But the study itself has created its own heated controversy. Quantifying the Influence of Climate on Human Conflict found strong evidence linking climatic events to human conflict across a range of time periods and across all major regions of the world.
What’s more, the magnitude of the influence on behaviour was substantial: a rise in average temperatures of a few degrees led to a 4 per cent rise in interpersonal violence, and a 14 per cent rise in intergroup conflict.
Because locations throughout the inhabited world are expected to warm by more than this by 2050, amplified rates of human conflict could represent a large and critical impact of human-induced climate change, the authors said.
The paper lead by the University of California’s Soloman Hsiang, analysed 60 of the most rigorous studies from a diverse range of fields including archaeology, criminology, economics, geography, history, political science, and psychology.
But of course when it comes to scientific studies about climate change and its implications, there is plenty of disagreement. The paper itself has managed to produce affair bit of debate and hot air.
Criticisms were leveled at the paper for selectively choosing the studies it examined, only choosing those supporting its final conclusions.

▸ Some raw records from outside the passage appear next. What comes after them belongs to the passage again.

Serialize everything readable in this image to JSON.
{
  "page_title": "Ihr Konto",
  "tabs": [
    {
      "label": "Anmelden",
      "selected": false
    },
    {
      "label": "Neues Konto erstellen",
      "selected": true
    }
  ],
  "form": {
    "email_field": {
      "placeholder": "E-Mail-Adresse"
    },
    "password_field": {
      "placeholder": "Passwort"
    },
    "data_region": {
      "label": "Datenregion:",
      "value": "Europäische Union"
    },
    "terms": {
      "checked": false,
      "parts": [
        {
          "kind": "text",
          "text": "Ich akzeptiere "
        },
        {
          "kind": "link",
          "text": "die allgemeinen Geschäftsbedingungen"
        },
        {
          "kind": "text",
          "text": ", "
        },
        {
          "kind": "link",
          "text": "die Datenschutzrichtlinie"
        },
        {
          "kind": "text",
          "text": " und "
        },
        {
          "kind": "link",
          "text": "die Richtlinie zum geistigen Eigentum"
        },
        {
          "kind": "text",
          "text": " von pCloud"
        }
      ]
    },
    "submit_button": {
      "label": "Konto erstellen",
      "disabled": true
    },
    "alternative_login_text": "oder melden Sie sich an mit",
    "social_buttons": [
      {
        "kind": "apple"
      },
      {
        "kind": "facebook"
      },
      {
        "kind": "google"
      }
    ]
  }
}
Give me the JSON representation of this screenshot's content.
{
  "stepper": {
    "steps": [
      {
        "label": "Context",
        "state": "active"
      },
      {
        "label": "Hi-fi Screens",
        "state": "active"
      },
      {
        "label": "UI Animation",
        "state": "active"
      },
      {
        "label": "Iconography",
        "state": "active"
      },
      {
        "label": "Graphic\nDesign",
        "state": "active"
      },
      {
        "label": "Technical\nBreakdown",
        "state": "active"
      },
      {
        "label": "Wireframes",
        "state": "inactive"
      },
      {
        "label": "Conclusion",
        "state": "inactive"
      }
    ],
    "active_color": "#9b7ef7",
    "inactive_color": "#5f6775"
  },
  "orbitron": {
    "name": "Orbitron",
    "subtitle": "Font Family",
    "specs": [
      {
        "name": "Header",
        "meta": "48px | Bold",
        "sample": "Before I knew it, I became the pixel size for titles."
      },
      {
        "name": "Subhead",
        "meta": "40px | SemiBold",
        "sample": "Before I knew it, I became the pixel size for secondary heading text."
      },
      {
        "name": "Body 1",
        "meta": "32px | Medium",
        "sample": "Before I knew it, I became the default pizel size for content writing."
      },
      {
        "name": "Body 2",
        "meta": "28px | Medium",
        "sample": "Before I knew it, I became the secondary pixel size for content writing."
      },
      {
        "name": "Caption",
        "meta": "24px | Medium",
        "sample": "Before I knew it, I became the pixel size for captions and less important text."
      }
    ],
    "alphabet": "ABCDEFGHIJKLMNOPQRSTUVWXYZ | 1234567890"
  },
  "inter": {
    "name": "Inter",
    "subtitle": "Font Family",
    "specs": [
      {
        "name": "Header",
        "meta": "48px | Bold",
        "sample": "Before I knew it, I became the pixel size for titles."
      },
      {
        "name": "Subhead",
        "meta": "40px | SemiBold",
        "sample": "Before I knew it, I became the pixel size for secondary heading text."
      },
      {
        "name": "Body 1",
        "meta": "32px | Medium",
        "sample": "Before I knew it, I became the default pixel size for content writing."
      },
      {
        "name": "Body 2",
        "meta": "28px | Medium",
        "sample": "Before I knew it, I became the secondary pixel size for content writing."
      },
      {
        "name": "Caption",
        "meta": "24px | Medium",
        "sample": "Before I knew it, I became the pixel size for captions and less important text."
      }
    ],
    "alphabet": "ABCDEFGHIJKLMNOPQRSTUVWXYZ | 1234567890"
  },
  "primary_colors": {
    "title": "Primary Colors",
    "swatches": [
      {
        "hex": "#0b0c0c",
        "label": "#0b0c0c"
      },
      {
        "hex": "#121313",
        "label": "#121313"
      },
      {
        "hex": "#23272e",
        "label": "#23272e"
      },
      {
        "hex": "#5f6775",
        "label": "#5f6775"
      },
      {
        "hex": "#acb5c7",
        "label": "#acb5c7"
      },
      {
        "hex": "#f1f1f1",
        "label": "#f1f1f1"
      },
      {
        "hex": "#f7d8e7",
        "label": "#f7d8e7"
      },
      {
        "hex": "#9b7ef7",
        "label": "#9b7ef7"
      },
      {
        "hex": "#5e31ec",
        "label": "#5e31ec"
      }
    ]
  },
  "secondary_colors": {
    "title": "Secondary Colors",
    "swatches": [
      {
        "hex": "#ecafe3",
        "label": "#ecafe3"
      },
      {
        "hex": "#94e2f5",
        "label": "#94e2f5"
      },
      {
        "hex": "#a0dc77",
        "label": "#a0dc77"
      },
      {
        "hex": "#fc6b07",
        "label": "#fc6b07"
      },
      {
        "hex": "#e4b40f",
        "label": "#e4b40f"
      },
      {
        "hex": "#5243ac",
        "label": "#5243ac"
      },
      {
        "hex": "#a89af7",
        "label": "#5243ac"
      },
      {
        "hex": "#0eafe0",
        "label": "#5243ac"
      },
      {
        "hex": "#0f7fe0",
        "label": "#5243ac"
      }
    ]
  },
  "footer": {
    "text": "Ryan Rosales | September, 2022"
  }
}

Other criticisms suggested the authors were drawing a long bow by using previous studies mainly about weather or short-term changes in temperature, but then using these to make conclusions on long-term events like climate change.
Others still criticised the authors for not taking into account humans’ ability to react and adapt to changes in weather; and overtime learn how to cope with gradually increasing temperatures.
The authors have rebuked all these claims, and have done so in a way that is not aimed at cooling the debate. A report noted that the authors say they are not trying to pick fights, but go ahead and use strong language anyway. The authors apparently said in a statement: “The handful of climate/conflict sceptics have garnered a lot of press by very publicly disagreeing with our findings and this has presumably been good for their careers”.
And so the debate rages on.
But why do we get angrier in the heat even though we tend to get more lethargic as it hots up? Apparently, this is just how it seems on the outside. Internally our bodies are under stress as we become dehydrated.
So if something does tick us off we are already half-way to being angry without realising it.